There have been many nature-inspired gadgets and devices. This method is called biomimicry or biomimemtics. You have products like shark skin which inspired swim suits and submarine coatings; Velcro, the hook and loop fastener that was inspired by plant burrs that stick to dog hair and a new adhesive inspired by Geckos. Now, snakes have inspired the creation of a robot that will mimic its actions and can move through tiny holes.
It is said that the snake robot has been in use since 2008, but these were early prototypes, since which many alterations have been made in different models. The most famous is Carnegie Mellon University’s (CMU) research and snake bot models. Their many snake robots include Uncle Sam, Frostbite, Molly, Spooky Snake and Pepperoni. Modifying each version, they concentrate on changing snake gaits. According to their website, cyclic inputs on the joint angles of the snake robot whose internal motions provide a net displacement in a desired direction is gait. “We have developed several gaits based on a small set of parameters. Although we make no claim to the full generality of our gait model, we have been able to mimic all biological gaits and develop those that go beyond biological capability,” say researchers on the website.
Georgia Tech University students have also developed search and rescue snake robots in 2012. Says a report on the college website, www.news.gatech.edu, while studying and videotaping the movements of 20 different species at Zoo Atlanta, Hamid Marvi developed Scalybot 2, a robot that replicates the rectilinear locomotion of snakes. Marvi was a PhD candidate at the time and his Scalybot could adjust its angles when travelling on different terrain and slopes. The Scalybot was not in the shape of the snake, but just used the movements of a snake. The robot is controlled by a remote-control joystick.

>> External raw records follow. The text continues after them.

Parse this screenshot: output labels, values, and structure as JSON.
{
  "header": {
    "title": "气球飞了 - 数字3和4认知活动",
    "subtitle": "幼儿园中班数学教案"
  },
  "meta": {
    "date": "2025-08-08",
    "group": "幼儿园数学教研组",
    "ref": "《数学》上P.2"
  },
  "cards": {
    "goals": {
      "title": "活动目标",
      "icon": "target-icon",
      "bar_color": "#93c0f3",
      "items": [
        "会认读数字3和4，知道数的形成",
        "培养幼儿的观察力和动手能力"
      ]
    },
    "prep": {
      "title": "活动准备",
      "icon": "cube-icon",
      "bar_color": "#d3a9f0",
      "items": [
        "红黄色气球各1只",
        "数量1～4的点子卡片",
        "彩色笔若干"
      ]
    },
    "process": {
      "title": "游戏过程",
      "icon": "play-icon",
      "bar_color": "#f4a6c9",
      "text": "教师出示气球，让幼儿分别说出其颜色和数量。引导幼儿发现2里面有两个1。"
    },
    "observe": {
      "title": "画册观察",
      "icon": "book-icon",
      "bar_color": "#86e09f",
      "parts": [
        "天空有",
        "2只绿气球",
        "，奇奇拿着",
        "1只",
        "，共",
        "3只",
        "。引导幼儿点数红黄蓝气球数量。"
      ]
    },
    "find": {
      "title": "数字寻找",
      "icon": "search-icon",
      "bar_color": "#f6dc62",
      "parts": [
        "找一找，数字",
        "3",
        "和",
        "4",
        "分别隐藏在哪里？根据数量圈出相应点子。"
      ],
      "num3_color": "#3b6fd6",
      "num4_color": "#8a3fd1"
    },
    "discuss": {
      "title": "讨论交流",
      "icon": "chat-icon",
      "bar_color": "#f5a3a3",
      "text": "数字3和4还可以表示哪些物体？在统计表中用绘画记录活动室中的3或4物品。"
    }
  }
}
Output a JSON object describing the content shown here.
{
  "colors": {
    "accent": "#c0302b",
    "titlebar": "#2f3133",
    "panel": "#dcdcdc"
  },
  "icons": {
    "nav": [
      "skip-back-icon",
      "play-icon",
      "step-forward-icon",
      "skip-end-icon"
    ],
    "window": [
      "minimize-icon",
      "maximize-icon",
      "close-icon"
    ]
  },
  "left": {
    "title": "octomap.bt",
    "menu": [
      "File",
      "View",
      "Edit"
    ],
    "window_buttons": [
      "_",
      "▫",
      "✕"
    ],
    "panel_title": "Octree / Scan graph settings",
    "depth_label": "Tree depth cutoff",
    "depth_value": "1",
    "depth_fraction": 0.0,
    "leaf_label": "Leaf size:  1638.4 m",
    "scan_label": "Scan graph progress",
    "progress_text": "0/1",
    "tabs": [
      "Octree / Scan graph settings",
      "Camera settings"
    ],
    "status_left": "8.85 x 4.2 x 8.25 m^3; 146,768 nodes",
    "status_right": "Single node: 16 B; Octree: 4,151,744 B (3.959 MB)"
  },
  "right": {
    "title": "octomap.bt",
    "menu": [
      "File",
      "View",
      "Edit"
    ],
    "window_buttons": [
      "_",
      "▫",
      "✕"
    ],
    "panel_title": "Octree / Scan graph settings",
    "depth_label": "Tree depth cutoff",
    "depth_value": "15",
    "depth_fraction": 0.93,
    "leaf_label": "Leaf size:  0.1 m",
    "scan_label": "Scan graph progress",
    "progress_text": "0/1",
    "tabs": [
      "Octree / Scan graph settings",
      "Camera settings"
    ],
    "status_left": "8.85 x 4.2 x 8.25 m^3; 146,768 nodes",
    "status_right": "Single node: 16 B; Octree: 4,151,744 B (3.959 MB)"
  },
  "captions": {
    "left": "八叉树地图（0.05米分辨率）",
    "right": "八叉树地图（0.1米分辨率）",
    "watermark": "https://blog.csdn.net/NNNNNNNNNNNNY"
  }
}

Recently researchers from Carnegie Mellon and Georgia Tech headed to Zoo Atlanta, to observe rattlesnakes. After over 50 trials, these snake movements were measured and tracked through cameras. “The snakes tended to increase the amount of body contact with the surface at any instant in time when they were sidewinding up the slope and the incline angle increased,” said Daniel Goldman, co-author of the study and an associate professor of biomechanics at the Georgia Institute of Technology in Atlanta (www.livescience.com).
These researchers also got in touch with Howie Choset, a professor at The Robotics Institute at CMU. Prof Howie has been working on developing limbless snake bots that can move through small spaces. The professor said these robotic sidewinding abilities could come in handy in archaeological sites. For instance, the robots could be used to explore the insides of pyramids or tombs. They could also help in search and rescue missions, as they are capable of moving in small and cramped spaces.
You can watch the videos on how these snake robots move at www.biorobotics.ri.cmu.edu/projects/modsnake/media.html.